Aina:  Whole band’s now interested in black metal, we’re going to sound more brutal, we’re going to be a real symphonic black metal band. As it usually is, we’re influenced by the music of our favorite bands, as for the lyrics, it jumped towards violent theme as well.

Doctor T:  Max, the drummer for Blackthorn is blind. That’s not something we see everyday. How does that work out, especially in live performance?

Elvira:  We had a few asperities relating to the using of metronome and the setting up of the drum equipments. I said «we had» because Max has decided to leave Blackthorn to dedicate all of his time to Dominions; his old band. We understand this fact, respect his decision and wish him all the best in the future. But now it’s a time to announce our new member – Varaska the the Mortiferous Winter Blastphemy! A pretty girl and a talented drummer, she turned Blackthorn into an all female metal band, yay! We’re really proud of that.

Doctor T:  An all girl band, well, that means some new pictures, when do we get to see them?

Aina:  We’ll try to setup a photo shoot as soon as we can. Right now we’re too busy ladies.

Doctor T:  Your current release is out in both English and Russian. Do you expect to continue with that direction, providing releases in both languages?

Aina:  No. We plan to place all the songs in English, Russian and other languages on one CD in years to come.

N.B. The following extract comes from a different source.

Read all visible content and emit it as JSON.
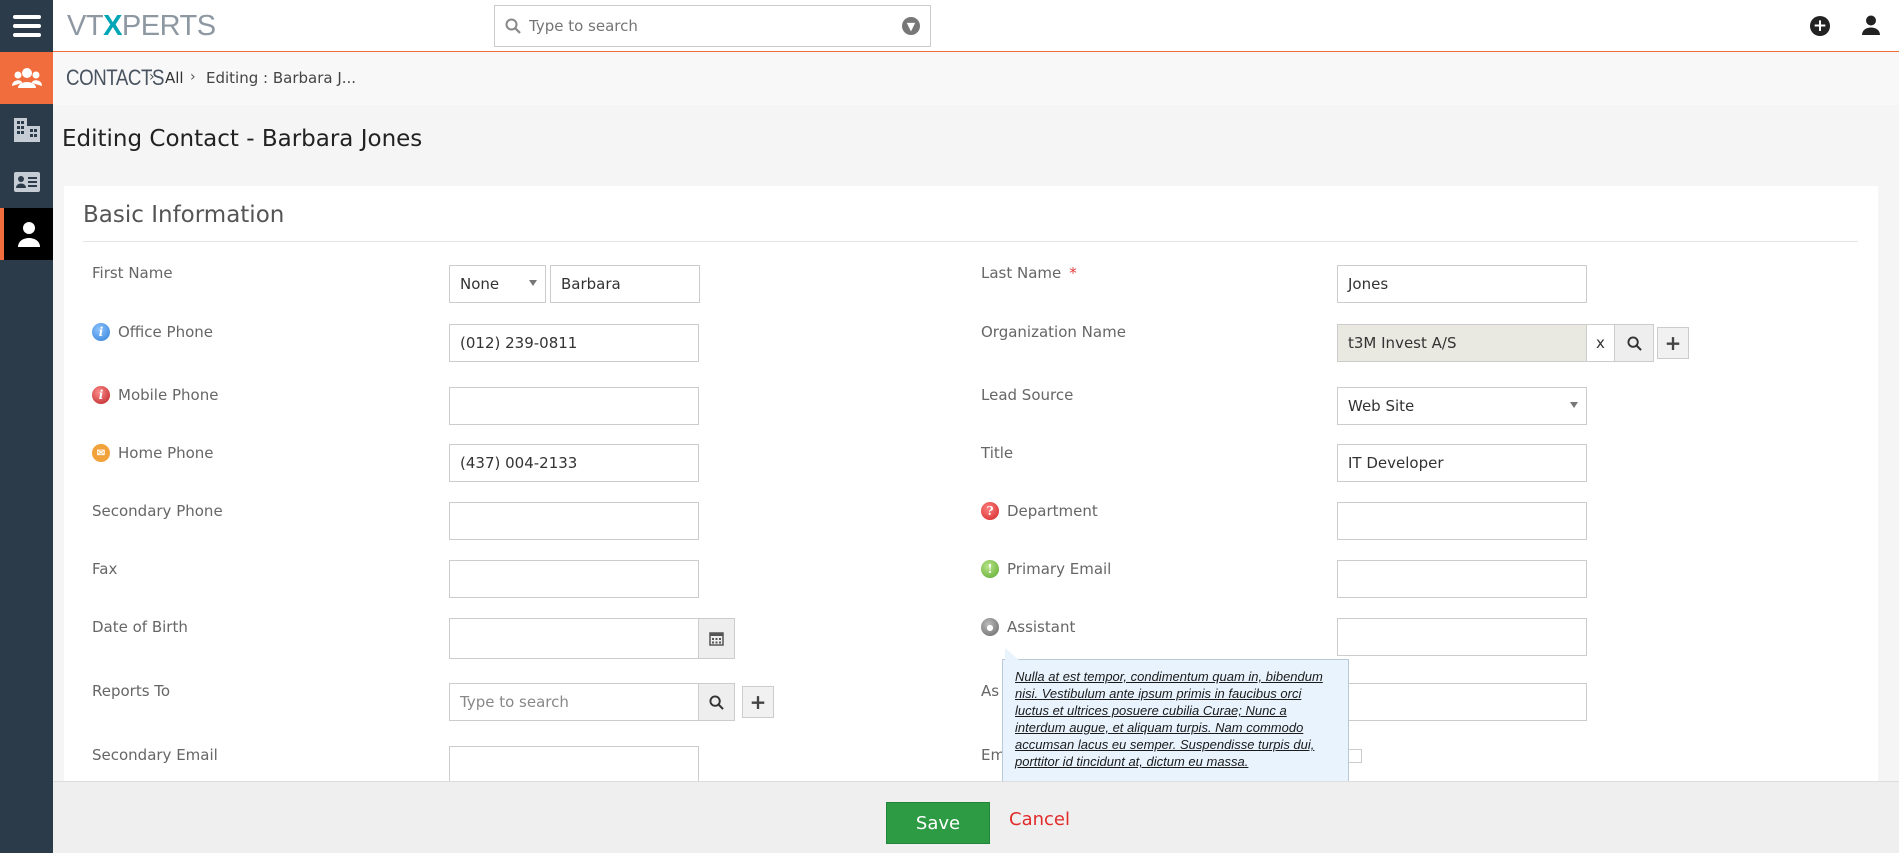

Doctor T:  Will they be written in Russian? What other languages do you think you might use. I’ve talked to other bands who say they won’t record in their own languages, Dutch, for instance. In my opinion, Russian sounds pretty good.

Aina:  I think Blackthorn will try Latin, French and German, maybe Norwegian and Italian. Yeah, here in Russia we also have a lot of the bands that don’t wanna write in native language not for love or money. Russian sounds good, I agree with you:-)

Doctor T:  Any other thoughts for our readers at Sonic Cathedral?

Aina:  First off, we'd like to thank Sonic Cathedral and it’s readers for the interest and for giving us an opportunity to introduce ourselves! Also we’d like to invite everyone interested to visit Blackthorn’s myspace where you can listen to our new songs pretty easily.

Doctor T:  And that address would be:

Aina:  www.myspace.com/blackthornian

Doctor T:  Thanks ladies and we look forward to more Russian music from Blackthorn in the very near future.